In one of Elton Brand’s first official acts as general manager of the Philadelphia 76ers, he declined the third-year team option on Furkan Korkmaz's contract. The third and fourth year, if exercised, would have been worth $2,033,160 for this upcoming season and $3,665,787 in 2020-21. Korkmaz played out the season and was generally unimpressive. After several weeks of being on the free agent market without a deal, Korkmaz and Philadelphia agreed to give it another chance.
Without being committed to Korkmaz, Brand was able to use the $2 million (less $900,000 for having fewer than 12 players on the roster) that would have been guaranteed to him during free agency in order to sign Horford and Milton to their four-year contracts. The team signed Korkmaz using a Minimum Player Salary Exception to exceed the salary cap and only committed $1,620,565 in salary.
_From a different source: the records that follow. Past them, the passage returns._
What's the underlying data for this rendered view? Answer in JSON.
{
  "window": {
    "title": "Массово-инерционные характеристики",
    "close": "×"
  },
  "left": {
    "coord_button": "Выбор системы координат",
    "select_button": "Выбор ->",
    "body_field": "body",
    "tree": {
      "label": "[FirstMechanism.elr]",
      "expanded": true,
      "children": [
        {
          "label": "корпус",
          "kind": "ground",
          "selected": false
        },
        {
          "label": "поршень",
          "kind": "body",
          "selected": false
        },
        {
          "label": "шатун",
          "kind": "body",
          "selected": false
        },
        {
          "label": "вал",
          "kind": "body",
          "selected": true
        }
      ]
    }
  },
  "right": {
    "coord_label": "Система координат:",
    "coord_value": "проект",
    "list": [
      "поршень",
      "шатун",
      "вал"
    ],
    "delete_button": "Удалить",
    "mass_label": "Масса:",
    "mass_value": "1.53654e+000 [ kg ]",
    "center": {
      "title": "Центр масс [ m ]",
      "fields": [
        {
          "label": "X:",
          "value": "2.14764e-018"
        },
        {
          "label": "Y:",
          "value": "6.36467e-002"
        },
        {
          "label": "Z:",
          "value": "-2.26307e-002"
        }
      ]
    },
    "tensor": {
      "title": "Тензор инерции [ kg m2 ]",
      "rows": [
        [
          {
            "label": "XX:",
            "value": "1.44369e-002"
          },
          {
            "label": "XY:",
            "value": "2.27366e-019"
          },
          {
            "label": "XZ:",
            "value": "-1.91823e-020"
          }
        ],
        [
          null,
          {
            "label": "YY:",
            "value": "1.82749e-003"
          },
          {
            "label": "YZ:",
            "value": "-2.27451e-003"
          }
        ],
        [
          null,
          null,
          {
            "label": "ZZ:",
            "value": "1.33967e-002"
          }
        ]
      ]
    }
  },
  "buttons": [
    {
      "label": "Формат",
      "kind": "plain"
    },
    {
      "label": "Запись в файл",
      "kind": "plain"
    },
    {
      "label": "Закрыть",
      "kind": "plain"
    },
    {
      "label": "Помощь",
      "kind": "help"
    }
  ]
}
If during the season it is determined that Korkmaz isn’t worth occupying a roster spot, the team can waive him and sign a replacement using the same Minimum Player Salary Exception. Such a move would cost ownership money, but not be enough to force the team into the Luxury Tax.
A reported detail that could prove to be significant is July 10, 2020, when the second year of the contract becomes guaranteed.
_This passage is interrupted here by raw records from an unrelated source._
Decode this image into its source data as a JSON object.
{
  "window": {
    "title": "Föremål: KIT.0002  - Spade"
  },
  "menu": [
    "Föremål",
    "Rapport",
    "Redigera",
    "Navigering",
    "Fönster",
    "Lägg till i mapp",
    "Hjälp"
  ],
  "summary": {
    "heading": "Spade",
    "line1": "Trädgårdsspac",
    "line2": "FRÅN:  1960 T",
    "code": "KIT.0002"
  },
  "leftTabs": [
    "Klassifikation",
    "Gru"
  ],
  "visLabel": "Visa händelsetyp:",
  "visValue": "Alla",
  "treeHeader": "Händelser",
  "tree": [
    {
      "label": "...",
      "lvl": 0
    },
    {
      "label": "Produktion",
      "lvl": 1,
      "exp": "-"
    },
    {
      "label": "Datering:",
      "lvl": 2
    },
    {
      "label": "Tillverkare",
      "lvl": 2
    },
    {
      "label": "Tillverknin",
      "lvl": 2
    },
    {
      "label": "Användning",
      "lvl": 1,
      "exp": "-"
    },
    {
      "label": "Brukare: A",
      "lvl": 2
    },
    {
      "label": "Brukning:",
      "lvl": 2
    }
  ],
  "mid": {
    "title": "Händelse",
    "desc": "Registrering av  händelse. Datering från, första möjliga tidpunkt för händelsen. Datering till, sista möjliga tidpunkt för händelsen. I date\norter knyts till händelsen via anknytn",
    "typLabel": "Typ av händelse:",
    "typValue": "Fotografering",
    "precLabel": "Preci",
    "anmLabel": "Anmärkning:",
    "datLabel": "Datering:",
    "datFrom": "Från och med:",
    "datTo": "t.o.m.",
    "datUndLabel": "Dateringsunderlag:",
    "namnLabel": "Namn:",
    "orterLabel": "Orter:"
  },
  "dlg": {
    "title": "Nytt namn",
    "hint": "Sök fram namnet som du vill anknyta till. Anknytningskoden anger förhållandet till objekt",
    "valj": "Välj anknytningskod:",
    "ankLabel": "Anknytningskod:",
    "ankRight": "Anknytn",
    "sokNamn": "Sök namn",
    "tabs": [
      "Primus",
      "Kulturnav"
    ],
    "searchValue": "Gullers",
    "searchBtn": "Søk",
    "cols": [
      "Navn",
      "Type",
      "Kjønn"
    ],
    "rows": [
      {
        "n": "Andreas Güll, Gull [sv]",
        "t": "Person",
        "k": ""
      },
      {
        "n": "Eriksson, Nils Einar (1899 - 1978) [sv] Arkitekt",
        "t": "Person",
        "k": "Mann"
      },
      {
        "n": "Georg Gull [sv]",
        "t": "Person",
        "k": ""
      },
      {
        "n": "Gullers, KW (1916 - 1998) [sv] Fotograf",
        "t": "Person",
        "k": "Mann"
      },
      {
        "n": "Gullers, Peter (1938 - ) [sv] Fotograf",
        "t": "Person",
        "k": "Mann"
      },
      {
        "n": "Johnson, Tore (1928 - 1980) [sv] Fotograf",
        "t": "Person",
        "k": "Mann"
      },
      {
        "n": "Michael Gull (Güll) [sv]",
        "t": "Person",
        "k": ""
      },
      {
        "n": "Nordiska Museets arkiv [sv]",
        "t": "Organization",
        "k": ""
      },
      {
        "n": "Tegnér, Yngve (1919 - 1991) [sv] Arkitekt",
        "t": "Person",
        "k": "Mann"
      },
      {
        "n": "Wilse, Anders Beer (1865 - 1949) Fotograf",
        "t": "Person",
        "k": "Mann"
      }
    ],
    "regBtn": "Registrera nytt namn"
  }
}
Furkan Korkmaz returns to the Sixers on a two-year minimum deal.— Kyle Neubeck (@KyleNeubeck) July 24, 2019
First year is guaranteed, second year has a trigger date of July 10, 2020 to become guaranteed, I am told.
The $1.9 million savings of the second year of the deal when compared to the original fourth-year option is a great savings. However, a decision on the exercising of the fourth year would have needed to be made by Halloween this year. As currently structured, the organization can use the entire upcoming season to gauge if Korkmaz has improved and if he would be worth retaining the following season. They can even go nine days into free agency to see if a better option becomes available requiring the use of the $1.76 million that will become guaranteed if he is still on the roster.
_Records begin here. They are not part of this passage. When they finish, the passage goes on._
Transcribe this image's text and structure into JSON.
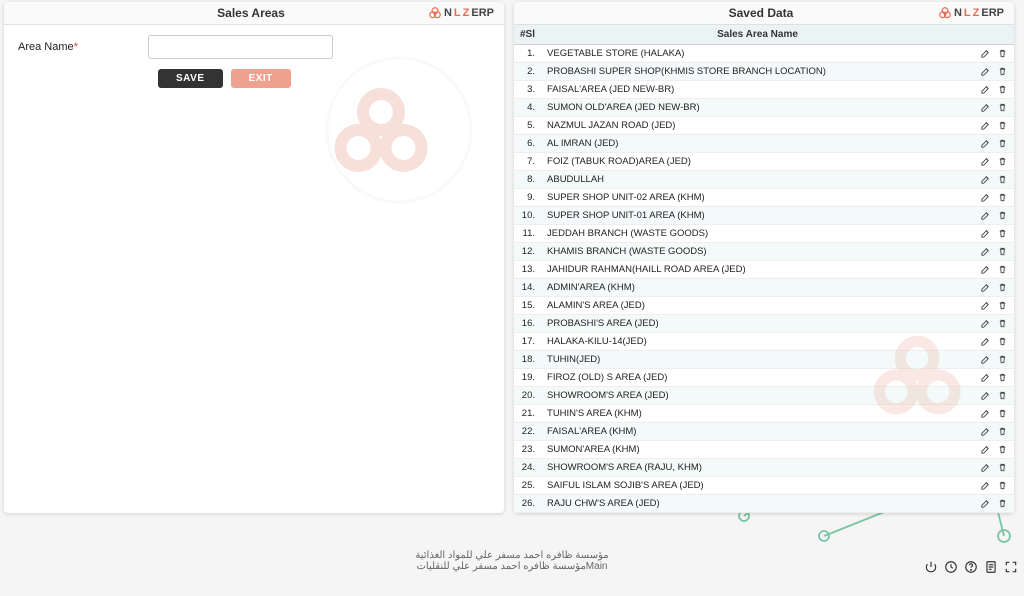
{
  "brand": {
    "n": "N",
    "l": "L",
    "z": "Z",
    "erp": "ERP"
  },
  "panels": {
    "left": {
      "title": "Sales Areas"
    },
    "right": {
      "title": "Saved Data"
    }
  },
  "form": {
    "area_label": "Area Name",
    "area_value": "",
    "save_label": "SAVE",
    "exit_label": "EXIT"
  },
  "table": {
    "head_num": "#Sl",
    "head_name": "Sales Area Name",
    "rows": [
      {
        "n": "1.",
        "name": "VEGETABLE STORE (HALAKA)"
      },
      {
        "n": "2.",
        "name": "PROBASHI SUPER SHOP(KHMIS STORE BRANCH LOCATION)"
      },
      {
        "n": "3.",
        "name": "FAISAL'AREA (JED NEW-BR)"
      },
      {
        "n": "4.",
        "name": "SUMON OLD'AREA (JED NEW-BR)"
      },
      {
        "n": "5.",
        "name": "NAZMUL JAZAN ROAD (JED)"
      },
      {
        "n": "6.",
        "name": "AL IMRAN (JED)"
      },
      {
        "n": "7.",
        "name": "FOIZ (TABUK ROAD)AREA (JED)"
      },
      {
        "n": "8.",
        "name": "ABUDULLAH"
      },
      {
        "n": "9.",
        "name": "SUPER SHOP UNIT-02 AREA (KHM)"
      },
      {
        "n": "10.",
        "name": "SUPER SHOP UNIT-01 AREA (KHM)"
      },
      {
        "n": "11.",
        "name": "JEDDAH BRANCH (WASTE GOODS)"
      },
      {
        "n": "12.",
        "name": "KHAMIS BRANCH (WASTE GOODS)"
      },
      {
        "n": "13.",
        "name": "JAHIDUR RAHMAN(HAILL ROAD AREA (JED)"
      },
      {
        "n": "14.",
        "name": "ADMIN'AREA (KHM)"
      },
      {
        "n": "15.",
        "name": "ALAMIN'S AREA (JED)"
      },
      {
        "n": "16.",
        "name": "PROBASHI'S AREA (JED)"
      },
      {
        "n": "17.",
        "name": "HALAKA-KILU-14(JED)"
      },
      {
        "n": "18.",
        "name": "TUHIN(JED)"
      },
      {
        "n": "19.",
        "name": "FIROZ (OLD) S AREA (JED)"
      },
      {
        "n": "20.",
        "name": "SHOWROOM'S AREA (JED)"
      },
      {
        "n": "21.",
        "name": "TUHIN'S AREA (KHM)"
      },
      {
        "n": "22.",
        "name": "FAISAL'AREA (KHM)"
      },
      {
        "n": "23.",
        "name": "SUMON'AREA (KHM)"
      },
      {
        "n": "24.",
        "name": "SHOWROOM'S AREA (RAJU, KHM)"
      },
      {
        "n": "25.",
        "name": "SAIFUL ISLAM SOJIB'S AREA (JED)"
      },
      {
        "n": "26.",
        "name": "RAJU CHW'S AREA (JED)"
      }
    ]
  },
  "footer": {
    "line1": "مؤسسة ظافره احمد مسفر علي للمواد الغذائية",
    "line2": "Mainمؤسسة ظافره احمد مسفر علي للنقليات"
  }
}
If Korkmaz does hit his stride and finds regular rotation minutes on a team in need of outside shooting off the bench, the value of his contract next season would be coveted by a team that will be taxpayers. When the team declined Korkmaz’s team option, they renounced his right in the same motion. However, since he never changed teams as a free agent, after the 2019-20 season, the team will have his Full Bird Rights, allowing them to exceed the salary cap in the 2021 offseason to re-sign him if they so choose.
Barring a trade, the team will be over the Apron in the 2020-21 season and have limited options to add talent to the bench and end of the roster. The team will be unable to use the Biannual Exception, unable to receive a player in a sign-and-trade transaction and being limited to the smaller, Taxpayer Mid-Level Exception instead of the larger Non-Taxpayer Mid-Level Exception. If the salary cap comes in at $117 million as currently projected, that difference is $9.9 million versus $6.1 million.
If Brand had any critics resulting from declining Korkmaz’s team option last October, they are silenced today. The team used their flexibility in free agency to put themselves in a more advantageous position contractually with the player moving forward.